(Supplied records Opens)

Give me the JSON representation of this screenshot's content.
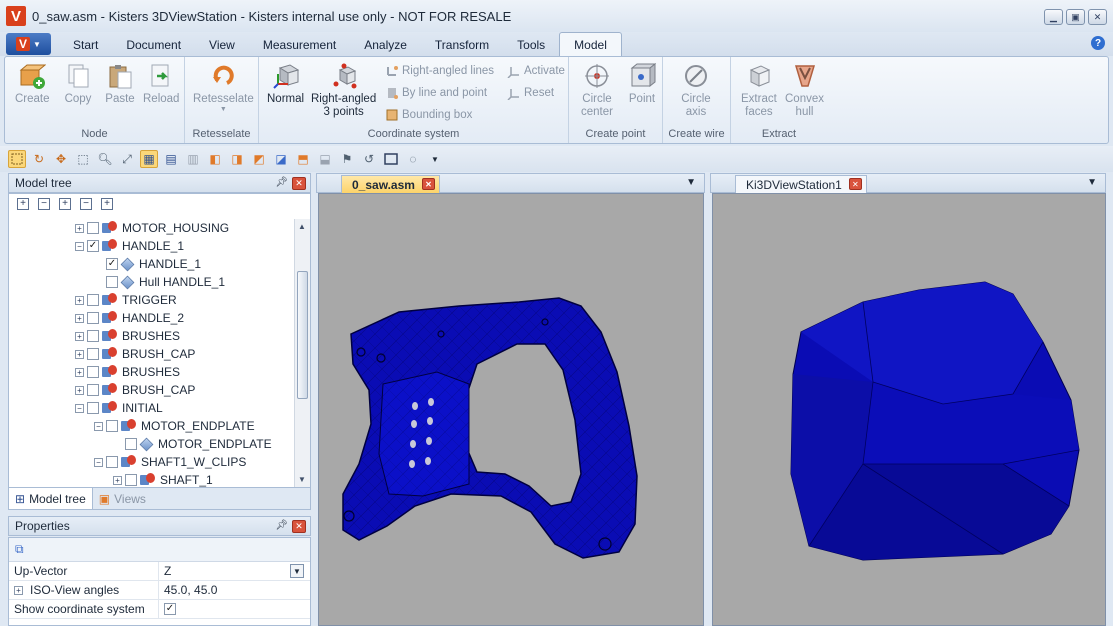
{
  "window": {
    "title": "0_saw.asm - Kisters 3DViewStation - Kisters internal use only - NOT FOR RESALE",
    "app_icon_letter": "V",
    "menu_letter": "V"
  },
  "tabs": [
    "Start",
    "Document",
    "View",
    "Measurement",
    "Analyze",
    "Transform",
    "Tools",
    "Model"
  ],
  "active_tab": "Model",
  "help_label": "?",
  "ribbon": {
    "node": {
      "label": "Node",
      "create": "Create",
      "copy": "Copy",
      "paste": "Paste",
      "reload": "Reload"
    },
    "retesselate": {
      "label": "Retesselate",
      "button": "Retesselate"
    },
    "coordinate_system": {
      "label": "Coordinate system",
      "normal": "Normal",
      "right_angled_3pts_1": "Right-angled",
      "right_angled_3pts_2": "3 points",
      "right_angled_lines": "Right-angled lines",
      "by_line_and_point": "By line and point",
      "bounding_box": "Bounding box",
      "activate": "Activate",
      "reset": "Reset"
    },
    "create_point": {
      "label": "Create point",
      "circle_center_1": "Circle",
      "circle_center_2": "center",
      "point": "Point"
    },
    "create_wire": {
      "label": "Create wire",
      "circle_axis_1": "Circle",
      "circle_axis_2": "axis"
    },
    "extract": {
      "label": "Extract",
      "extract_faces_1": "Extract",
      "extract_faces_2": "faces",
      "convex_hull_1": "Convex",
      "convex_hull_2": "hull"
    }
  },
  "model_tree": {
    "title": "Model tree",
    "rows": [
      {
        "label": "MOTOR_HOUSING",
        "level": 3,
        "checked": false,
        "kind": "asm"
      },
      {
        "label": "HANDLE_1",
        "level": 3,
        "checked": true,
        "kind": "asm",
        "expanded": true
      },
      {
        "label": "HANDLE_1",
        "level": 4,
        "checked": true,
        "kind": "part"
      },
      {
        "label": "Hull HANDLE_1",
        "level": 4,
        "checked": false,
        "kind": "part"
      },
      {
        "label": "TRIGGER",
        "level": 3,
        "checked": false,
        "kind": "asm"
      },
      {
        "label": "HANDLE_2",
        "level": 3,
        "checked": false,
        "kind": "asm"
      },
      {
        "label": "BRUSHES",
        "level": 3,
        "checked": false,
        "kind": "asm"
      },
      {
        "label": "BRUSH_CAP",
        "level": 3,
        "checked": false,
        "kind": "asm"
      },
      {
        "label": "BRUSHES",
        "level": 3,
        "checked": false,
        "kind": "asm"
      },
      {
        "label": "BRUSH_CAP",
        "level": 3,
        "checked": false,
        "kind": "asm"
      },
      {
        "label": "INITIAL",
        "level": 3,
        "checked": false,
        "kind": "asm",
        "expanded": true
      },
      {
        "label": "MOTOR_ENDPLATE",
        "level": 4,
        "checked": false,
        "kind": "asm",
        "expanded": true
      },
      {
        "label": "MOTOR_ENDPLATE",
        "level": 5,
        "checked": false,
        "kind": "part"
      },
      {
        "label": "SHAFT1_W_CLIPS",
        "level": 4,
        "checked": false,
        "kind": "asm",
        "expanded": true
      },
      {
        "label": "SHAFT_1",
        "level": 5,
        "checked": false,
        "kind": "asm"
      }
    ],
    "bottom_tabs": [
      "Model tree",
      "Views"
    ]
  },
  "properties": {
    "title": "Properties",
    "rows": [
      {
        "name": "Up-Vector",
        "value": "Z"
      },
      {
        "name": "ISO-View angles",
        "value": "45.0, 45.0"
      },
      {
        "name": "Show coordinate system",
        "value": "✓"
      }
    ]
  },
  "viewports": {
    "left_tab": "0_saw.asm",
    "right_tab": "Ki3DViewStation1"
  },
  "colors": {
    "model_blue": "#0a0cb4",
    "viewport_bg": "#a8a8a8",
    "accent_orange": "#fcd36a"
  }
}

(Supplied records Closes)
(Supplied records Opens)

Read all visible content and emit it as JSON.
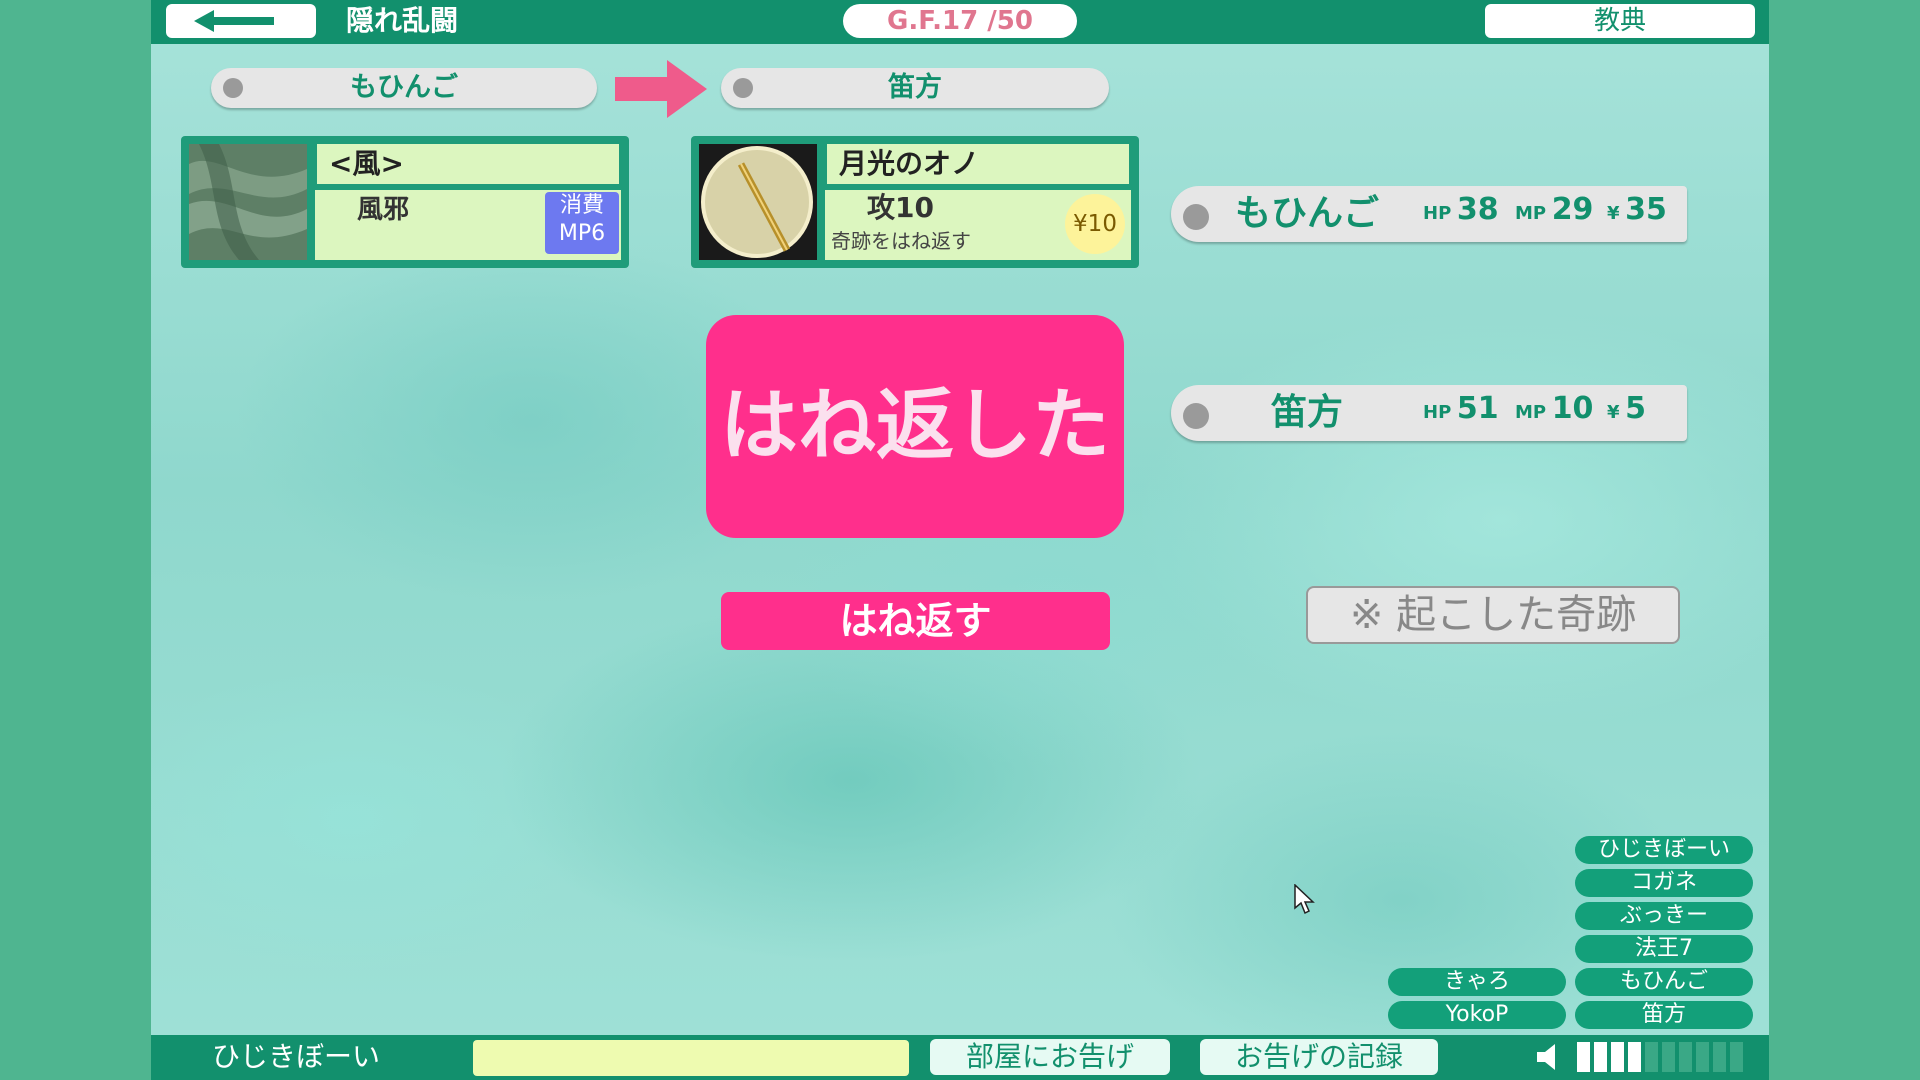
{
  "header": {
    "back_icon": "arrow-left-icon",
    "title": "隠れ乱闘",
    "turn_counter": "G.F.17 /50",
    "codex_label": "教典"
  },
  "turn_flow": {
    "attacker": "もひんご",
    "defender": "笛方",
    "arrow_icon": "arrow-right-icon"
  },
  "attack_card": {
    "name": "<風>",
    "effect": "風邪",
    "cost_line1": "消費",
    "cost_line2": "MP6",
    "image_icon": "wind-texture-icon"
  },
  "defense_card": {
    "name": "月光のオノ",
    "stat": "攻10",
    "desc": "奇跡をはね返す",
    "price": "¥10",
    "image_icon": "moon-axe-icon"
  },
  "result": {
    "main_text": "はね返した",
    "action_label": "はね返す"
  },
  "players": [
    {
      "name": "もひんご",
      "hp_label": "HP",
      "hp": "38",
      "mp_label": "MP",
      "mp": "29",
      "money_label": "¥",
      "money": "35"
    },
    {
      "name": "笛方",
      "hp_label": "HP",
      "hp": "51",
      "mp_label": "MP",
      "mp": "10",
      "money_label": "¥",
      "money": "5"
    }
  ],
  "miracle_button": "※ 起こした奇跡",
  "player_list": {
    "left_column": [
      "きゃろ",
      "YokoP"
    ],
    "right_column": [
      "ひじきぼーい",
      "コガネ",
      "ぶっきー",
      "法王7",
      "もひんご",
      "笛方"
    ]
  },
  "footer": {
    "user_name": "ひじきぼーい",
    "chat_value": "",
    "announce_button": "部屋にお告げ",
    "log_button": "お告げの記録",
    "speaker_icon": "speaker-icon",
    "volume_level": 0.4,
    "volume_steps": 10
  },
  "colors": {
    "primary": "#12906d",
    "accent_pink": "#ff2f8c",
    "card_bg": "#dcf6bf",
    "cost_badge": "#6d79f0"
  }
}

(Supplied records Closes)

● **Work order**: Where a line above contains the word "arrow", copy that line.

● **Task solution**:
    "back_icon": "arrow-left-icon",
    "arrow_icon": "arrow-right-icon"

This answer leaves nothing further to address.